> [WORK TO BE COMPLETED]: Give back, exactly and with nothing added, the lines that run from the one containing "Transcribe this image's" to the final line below.

Website and app data records:
____
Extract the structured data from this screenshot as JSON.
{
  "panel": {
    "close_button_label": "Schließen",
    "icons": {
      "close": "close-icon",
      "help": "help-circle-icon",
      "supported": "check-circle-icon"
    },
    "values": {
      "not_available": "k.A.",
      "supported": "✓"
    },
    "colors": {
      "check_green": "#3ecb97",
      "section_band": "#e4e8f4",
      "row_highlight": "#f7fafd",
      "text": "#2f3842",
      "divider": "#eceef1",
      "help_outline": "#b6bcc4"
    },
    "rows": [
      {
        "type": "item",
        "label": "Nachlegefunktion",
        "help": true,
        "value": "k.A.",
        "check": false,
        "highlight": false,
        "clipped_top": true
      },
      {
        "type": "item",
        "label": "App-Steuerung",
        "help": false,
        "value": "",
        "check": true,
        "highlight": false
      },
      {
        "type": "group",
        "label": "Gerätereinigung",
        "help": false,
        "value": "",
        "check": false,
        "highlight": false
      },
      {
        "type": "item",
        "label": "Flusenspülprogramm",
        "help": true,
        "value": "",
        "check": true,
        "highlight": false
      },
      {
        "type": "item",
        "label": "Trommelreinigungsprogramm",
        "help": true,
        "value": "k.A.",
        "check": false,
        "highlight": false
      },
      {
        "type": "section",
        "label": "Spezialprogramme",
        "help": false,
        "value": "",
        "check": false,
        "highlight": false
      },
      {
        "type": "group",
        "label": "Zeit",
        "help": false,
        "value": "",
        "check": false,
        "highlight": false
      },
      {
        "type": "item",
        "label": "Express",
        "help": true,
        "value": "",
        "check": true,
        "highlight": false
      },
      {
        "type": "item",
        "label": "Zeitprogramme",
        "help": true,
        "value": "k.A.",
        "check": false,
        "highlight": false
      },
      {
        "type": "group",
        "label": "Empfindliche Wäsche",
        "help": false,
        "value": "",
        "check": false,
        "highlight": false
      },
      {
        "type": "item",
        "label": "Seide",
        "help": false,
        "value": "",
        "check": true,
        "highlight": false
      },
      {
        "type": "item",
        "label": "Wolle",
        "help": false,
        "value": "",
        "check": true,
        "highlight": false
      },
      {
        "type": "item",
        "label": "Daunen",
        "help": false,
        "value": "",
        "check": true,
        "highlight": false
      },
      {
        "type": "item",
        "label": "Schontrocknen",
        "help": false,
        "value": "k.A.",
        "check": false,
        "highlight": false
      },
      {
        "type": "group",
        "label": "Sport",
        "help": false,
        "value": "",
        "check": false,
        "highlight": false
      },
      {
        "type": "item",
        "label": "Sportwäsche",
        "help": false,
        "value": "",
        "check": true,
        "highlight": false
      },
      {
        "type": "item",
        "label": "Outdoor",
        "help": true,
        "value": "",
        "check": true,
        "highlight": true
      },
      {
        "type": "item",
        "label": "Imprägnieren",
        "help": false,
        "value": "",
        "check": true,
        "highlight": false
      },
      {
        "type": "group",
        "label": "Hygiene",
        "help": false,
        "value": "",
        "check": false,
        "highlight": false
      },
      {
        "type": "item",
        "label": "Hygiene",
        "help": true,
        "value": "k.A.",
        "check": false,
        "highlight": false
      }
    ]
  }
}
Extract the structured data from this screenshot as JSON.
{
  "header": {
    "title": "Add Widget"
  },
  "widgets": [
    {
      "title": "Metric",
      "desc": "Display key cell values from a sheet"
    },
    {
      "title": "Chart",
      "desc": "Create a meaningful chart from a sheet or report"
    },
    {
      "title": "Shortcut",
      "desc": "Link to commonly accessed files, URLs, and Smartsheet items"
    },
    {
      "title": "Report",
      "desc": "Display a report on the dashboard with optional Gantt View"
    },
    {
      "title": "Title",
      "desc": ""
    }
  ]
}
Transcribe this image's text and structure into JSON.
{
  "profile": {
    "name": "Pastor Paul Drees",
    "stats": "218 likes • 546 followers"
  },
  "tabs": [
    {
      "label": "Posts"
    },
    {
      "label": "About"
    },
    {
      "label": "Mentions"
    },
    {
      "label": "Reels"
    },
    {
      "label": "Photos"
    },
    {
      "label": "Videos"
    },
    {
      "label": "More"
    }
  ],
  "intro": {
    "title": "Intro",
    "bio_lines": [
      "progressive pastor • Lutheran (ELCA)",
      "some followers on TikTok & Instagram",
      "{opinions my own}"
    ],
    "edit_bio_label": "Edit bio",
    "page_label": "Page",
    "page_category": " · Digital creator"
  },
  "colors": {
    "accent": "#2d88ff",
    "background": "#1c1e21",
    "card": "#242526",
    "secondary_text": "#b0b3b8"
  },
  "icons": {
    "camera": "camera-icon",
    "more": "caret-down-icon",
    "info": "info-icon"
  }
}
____
> [TASK RESPONSE]:
Transcribe this image's text and structure into JSON.
{
  "profile": {
    "name": "Pastor Paul Drees",
    "stats": "218 likes • 546 followers"
  },
  "tabs": [
    {
      "label": "Posts"
    },
    {
      "label": "About"
    },
    {
      "label": "Mentions"
    },
    {
      "label": "Reels"
    },
    {
      "label": "Photos"
    },
    {
      "label": "Videos"
    },
    {
      "label": "More"
    }
  ],
  "intro": {
    "title": "Intro",
    "bio_lines": [
      "progressive pastor • Lutheran (ELCA)",
      "some followers on TikTok & Instagram",
      "{opinions my own}"
    ],
    "edit_bio_label": "Edit bio",
    "page_label": "Page",
    "page_category": " · Digital creator"
  },
  "colors": {
    "accent": "#2d88ff",
    "background": "#1c1e21",
    "card": "#242526",
    "secondary_text": "#b0b3b8"
  },
  "icons": {
    "camera": "camera-icon",
    "more": "caret-down-icon",
    "info": "info-icon"
  }
}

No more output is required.